Government and federal agencies usually provide a nice example about the real-world issues of application deployment, such as the benefits that accrue with cloud computing and it’s new approach to computing. I recently noted that the NSA is planning on leveraging cloud computing to link a series of disparate intelligence databases into a single, and I’m assuming, privately-hosted solution.
For the government or federal agencies, there’s a significant amount of value in a cloud infrastructure for a single agency that is running multiple programs and data centers. For example, if an agency was running more than 1,000 servers, it could save money and become more flexible with its resources by building an internal cloud computing infrastructure. In short, a private cloud could offer almost all the benefits of a public cloud but without the attendant security and privacy headaches.
But what’s the benefits of a public cloud? For most large agencies in the government, there isn’t a lot of purchasing cost advantages with going to a third-party cloud because the real benefit is getting high utilization of your existing infrastructure and flexibility around that.
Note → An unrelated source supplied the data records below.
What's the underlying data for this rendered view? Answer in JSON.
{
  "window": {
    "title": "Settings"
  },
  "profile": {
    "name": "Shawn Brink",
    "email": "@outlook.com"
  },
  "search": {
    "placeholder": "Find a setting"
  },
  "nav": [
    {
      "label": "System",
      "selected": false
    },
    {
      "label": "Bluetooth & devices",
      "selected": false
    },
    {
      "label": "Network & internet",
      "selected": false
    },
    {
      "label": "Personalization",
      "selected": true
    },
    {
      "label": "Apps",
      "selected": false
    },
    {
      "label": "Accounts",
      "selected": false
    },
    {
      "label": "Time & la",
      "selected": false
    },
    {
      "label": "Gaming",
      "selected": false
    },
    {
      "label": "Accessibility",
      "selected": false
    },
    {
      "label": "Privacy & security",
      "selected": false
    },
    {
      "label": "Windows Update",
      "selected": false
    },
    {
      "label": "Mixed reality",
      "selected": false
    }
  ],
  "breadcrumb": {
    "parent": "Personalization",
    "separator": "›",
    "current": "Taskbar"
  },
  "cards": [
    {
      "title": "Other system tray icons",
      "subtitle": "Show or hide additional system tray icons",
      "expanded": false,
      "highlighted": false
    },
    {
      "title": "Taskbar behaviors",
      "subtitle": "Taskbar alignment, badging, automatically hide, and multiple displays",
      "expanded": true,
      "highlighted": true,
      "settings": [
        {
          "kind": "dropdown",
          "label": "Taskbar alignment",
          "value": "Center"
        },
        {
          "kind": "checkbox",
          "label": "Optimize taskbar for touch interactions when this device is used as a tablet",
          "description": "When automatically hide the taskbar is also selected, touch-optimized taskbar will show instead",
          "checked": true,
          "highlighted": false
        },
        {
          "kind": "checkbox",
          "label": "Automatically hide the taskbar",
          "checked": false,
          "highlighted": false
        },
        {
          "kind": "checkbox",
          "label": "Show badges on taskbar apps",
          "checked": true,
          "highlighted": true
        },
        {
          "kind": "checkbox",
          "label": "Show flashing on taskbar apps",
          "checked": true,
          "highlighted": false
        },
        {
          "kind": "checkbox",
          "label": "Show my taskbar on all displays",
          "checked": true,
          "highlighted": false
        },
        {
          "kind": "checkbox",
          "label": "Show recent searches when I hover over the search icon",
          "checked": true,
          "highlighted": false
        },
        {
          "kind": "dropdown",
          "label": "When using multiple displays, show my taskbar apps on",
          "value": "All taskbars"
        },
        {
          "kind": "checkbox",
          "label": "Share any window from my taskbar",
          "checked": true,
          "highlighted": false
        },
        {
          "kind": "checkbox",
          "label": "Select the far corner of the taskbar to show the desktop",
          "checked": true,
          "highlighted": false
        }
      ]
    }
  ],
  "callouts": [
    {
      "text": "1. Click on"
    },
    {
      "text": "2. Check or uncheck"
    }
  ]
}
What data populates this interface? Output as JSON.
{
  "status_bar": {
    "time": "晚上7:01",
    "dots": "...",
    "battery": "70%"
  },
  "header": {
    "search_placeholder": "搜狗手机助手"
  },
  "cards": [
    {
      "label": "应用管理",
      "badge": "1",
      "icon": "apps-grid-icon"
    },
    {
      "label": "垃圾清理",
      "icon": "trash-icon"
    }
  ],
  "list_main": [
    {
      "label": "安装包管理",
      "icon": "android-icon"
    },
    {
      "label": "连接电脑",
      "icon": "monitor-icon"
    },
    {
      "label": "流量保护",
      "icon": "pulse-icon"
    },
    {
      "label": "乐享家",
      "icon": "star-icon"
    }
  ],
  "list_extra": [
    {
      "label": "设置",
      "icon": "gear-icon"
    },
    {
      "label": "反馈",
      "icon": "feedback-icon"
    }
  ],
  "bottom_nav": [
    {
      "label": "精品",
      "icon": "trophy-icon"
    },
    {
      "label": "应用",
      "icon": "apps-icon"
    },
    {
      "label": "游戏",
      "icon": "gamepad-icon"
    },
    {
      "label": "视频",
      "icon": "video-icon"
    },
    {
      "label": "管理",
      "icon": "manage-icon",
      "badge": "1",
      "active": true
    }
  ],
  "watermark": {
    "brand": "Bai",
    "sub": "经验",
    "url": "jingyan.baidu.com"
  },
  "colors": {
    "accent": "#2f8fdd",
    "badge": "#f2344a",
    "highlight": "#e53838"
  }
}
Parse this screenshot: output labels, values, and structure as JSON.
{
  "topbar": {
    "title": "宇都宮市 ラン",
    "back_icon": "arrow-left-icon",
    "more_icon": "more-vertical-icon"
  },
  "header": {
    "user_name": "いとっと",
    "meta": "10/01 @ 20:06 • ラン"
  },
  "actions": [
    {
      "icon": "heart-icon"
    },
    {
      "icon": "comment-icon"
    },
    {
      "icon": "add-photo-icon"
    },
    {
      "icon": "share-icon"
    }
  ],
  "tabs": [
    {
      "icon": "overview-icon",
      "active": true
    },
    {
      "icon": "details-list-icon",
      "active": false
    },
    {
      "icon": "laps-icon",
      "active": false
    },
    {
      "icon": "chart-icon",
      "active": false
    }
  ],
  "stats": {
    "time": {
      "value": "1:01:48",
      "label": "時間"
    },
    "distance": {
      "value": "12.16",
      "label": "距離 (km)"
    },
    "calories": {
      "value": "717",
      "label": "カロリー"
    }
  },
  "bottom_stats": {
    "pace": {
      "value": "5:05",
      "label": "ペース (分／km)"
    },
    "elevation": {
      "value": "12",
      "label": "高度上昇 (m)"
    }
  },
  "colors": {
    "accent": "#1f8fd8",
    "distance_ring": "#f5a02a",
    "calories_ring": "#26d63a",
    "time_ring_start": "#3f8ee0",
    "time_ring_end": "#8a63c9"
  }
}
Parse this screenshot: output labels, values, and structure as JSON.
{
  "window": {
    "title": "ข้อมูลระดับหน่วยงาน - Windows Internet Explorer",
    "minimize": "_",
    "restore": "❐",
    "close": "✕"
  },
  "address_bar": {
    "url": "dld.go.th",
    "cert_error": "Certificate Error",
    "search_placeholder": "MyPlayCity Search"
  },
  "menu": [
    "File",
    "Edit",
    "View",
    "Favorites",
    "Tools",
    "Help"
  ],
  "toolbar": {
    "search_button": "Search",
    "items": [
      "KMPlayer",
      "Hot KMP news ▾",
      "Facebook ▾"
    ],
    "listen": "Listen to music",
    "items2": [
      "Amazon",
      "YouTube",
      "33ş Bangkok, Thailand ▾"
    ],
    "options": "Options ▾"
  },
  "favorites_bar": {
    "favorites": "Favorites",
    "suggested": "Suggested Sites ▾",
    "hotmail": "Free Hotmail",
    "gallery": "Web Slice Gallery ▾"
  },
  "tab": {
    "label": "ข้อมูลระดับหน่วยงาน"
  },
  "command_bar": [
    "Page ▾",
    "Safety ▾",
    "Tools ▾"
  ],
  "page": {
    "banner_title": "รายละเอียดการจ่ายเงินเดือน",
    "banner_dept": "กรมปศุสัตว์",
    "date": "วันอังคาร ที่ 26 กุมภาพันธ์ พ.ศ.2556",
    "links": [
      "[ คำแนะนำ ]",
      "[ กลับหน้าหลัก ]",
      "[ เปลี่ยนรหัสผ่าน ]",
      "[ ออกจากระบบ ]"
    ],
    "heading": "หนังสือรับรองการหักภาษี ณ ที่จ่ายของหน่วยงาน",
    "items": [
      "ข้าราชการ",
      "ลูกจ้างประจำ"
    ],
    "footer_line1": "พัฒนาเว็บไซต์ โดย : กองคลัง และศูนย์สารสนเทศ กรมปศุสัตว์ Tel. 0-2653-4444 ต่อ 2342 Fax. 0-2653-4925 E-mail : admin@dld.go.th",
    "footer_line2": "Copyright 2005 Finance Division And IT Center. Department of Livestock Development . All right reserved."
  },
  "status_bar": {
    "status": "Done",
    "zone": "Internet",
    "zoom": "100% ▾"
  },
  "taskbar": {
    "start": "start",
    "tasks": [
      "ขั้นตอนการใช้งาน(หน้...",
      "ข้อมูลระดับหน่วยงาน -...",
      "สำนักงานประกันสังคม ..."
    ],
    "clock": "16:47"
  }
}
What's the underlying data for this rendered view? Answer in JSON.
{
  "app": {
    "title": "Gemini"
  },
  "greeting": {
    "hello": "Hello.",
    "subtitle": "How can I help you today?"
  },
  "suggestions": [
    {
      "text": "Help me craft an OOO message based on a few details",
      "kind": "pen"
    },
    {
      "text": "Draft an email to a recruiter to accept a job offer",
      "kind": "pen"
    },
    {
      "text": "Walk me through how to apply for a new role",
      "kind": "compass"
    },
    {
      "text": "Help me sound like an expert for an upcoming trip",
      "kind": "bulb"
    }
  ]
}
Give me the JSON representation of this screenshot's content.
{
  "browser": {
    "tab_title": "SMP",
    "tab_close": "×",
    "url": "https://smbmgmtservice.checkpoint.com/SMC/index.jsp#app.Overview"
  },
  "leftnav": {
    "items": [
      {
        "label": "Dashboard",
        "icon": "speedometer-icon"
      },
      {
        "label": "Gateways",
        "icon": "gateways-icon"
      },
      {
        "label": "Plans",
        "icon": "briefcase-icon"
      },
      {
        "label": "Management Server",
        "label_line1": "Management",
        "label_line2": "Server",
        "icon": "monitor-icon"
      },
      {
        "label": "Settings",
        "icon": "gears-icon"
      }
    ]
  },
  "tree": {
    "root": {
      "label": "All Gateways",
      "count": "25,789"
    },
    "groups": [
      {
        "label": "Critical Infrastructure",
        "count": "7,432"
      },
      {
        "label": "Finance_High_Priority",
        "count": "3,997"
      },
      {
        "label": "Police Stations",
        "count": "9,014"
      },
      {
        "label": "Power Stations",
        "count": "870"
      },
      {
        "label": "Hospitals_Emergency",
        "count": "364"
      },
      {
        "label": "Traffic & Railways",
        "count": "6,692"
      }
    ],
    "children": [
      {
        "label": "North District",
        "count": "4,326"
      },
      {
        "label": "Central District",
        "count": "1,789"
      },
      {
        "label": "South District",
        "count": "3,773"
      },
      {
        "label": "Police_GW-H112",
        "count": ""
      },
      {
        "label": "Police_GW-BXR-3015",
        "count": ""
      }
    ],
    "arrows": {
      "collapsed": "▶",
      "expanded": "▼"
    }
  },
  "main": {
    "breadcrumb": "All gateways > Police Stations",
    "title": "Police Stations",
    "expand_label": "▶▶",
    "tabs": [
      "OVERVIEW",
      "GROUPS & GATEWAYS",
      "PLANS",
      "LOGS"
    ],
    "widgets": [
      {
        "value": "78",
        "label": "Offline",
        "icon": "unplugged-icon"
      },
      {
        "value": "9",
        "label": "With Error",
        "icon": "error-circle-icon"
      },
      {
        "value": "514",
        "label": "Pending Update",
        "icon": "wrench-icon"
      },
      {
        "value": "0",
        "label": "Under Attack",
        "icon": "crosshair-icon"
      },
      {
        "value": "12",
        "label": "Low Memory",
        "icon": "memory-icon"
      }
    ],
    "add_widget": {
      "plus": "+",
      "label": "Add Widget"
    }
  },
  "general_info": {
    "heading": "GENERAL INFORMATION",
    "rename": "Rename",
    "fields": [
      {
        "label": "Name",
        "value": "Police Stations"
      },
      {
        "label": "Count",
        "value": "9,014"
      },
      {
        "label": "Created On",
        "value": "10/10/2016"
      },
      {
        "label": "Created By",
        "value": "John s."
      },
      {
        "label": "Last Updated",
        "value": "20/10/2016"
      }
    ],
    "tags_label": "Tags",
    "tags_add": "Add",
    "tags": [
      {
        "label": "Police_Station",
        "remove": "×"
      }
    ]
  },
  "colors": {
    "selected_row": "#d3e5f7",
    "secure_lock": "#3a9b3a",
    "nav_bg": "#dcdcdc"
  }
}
The cloud is really a fancy term for globally accessible resource pool. The key to cloud computing is the business processes that allow people to leverage the technical advancements associated with virtualization.